An article in the June 18, 1924 edition of the Calgary Herald discovered by local historian Adele Espina addresses a poem written by Bird, which was published under an imposter’s name. The story also notes that Bird died at the Battle of the Somme.
The poem is called “Where the Great Peace River Flows” and was written by Bird in the trenches.
There’s a river that is flowing,
up toward the northern sea,
‘Tis not famed in song or story,
yet it has a charm for me;
It called me from the southland
where the cherry blossom grows,
And I settled down contented
where the Great Peace River flows.
Where the Great Peace River’ flowing,
Where the pretty bluebell grows,
Where the prairies are a-glowing
With the beauty of a rose;
Where the sun is always shining,
No one sits down there repining,
Each day has a silver lining
Where the Great Peace River flows.
I’ve a little moss-chinked cabin just
beyond the northern shore,
Where I hope to live my lifetime out
when this cruel war is o’er;
May life deal kindly with me, and all
the troubles and the woes
Be to me a fleeting memory where
the Great Peace River flows.
We have come from every nation, they
have sent the very best
To uphold the flag of Britain in the
grand and glorious west;
And no foeman’s feet shall trample on
our pretty prairie rose,
It’s the emblem of our country, where
the Great Peace River flows.
When I get the final summons to the
Courthouse in the skies,
From the Judge of all the Nations,
may He deem it no surprise
If I ask him just one favour - He may
grant it - no one knows;
“Send me back to fair Alberta, where
the Great Peace River flows.”
Espina says from her research, Bird was living in West Guilford in 1901 and working as a labourer. By 1911, he was in Nipissing working as a prospector on a mining claim.

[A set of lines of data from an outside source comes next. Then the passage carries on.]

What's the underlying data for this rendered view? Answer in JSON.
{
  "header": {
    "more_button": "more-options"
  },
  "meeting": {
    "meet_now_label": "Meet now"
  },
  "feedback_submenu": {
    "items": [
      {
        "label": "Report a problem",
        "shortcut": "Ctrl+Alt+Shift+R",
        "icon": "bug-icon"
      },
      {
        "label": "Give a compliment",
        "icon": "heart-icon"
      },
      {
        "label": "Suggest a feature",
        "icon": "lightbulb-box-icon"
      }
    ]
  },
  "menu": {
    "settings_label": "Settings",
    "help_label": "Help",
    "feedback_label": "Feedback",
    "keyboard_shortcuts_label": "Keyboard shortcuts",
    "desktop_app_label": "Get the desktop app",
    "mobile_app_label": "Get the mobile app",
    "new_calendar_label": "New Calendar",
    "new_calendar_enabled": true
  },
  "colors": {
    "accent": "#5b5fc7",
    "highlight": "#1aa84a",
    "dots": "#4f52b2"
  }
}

His siblings included Frances, Sarah, Hannah, James, Mary and Archie.
Bird’s service file states he was unmarried when he enlisted.

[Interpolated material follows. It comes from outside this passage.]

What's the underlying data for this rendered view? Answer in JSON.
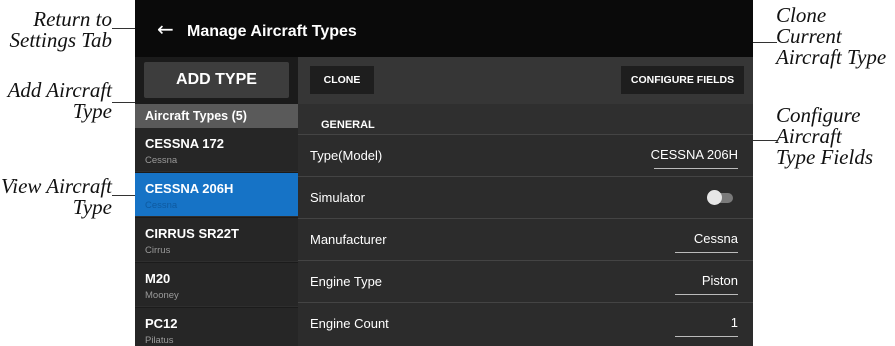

Editor’s note: Thank you to Adele Espina for her invaluable research on Benjamin Bird.
North Entrance Masonic Lodge honours Benjamin Bird
On Tuesday, Oct. 29, Haliburton’s North Entrance Masonic Lodge opened its doors to the public for the first time to pay homage to Benjamin Bird with an empty chair ceremony.

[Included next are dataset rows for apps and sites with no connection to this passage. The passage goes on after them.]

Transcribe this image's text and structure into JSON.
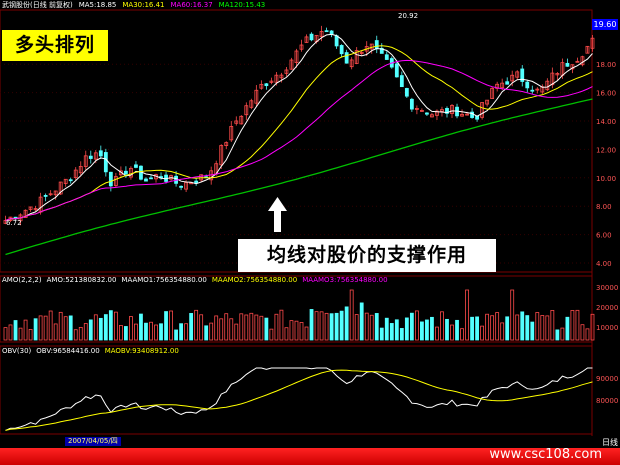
{
  "header": {
    "stock": "武钢股份(日线 前复权)",
    "ma5": "MA5:18.85",
    "ma30": "MA30:16.41",
    "ma60": "MA60:16.37",
    "ma120": "MA120:15.43"
  },
  "labels": {
    "bull_alignment": "多头排列",
    "ma_support": "均线对股价的支撑作用",
    "current_price": "19.60",
    "high_marker": "20.92",
    "low_marker": "6.72",
    "date": "2007/04/05/四",
    "period": "日线",
    "brand": "www.csc108.com"
  },
  "price_axis": [
    "18.00",
    "16.00",
    "14.00",
    "12.00",
    "10.00",
    "8.00",
    "6.00",
    "4.00"
  ],
  "volume_header": {
    "name": "AMO(2,2,2)",
    "amo": "AMO:521380832.00",
    "maamo1": "MAAMO1:756354880.00",
    "maamo2": "MAAMO2:756354880.00",
    "maamo3": "MAAMO3:756354880.00"
  },
  "volume_axis": [
    "30000",
    "20000",
    "10000"
  ],
  "obv_header": {
    "name": "OBV(30)",
    "obv": "OBV:96584416.00",
    "maobv": "MAOBV:93408912.00"
  },
  "obv_axis": [
    "90000",
    "80000"
  ],
  "colors": {
    "up": "#ff4b4b",
    "down": "#53ffff",
    "ma5": "#ffffff",
    "ma30": "#ffff00",
    "ma60": "#ff00ff",
    "ma120": "#00c000"
  }
}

Bird became a Mason in 1907, according to research done by Murray French.
Roger Hillier, the empty chair ceremony director, said that the ceremony dates back to the American Civil War and was used to remember those who died in conflict.
The ceremony included passages read by members of the lodge as well as Dysart et al Mayor Andrea Roberts. St. George’s Choir, trumpeter Hugh Taylor and bagpiper Reid Torrey provided musical interludes.
An empty chair adorned with a white apron, symbolizing innocence and freemasonry was placed on the chair and as the ceremony progressed, attendees made their way to the front of the room to place poppy pins and cedar branches. The evergreen is a symbol of immortality.
“It was very lovely how it was put together. Everything was lovely,” said Doreen Cowen, who attended the ceremony with other members of the Bird family. Cowen’s father was first cousins with Benjamin Bird.
Masonic records include Bird’s activities with the organization, but also reflect his charitable nature.
“It was recorded on Jan. 28, 1910 he donated the sum of $3 to the Hospital for Sick Children’s Fund,” the research document reads. “It doesn’t sound like that much, but if you consider a loaf of bread at that time cost three to four cents, well, you do the math.”
Hillier said the empty chair ceremony may be performed at other lodges in the future, honouring Masons who did not return from war.
*See County Life on Thursday, Nov. 7 for photos of Benjamin Bird’s family at the empty chair ceremony.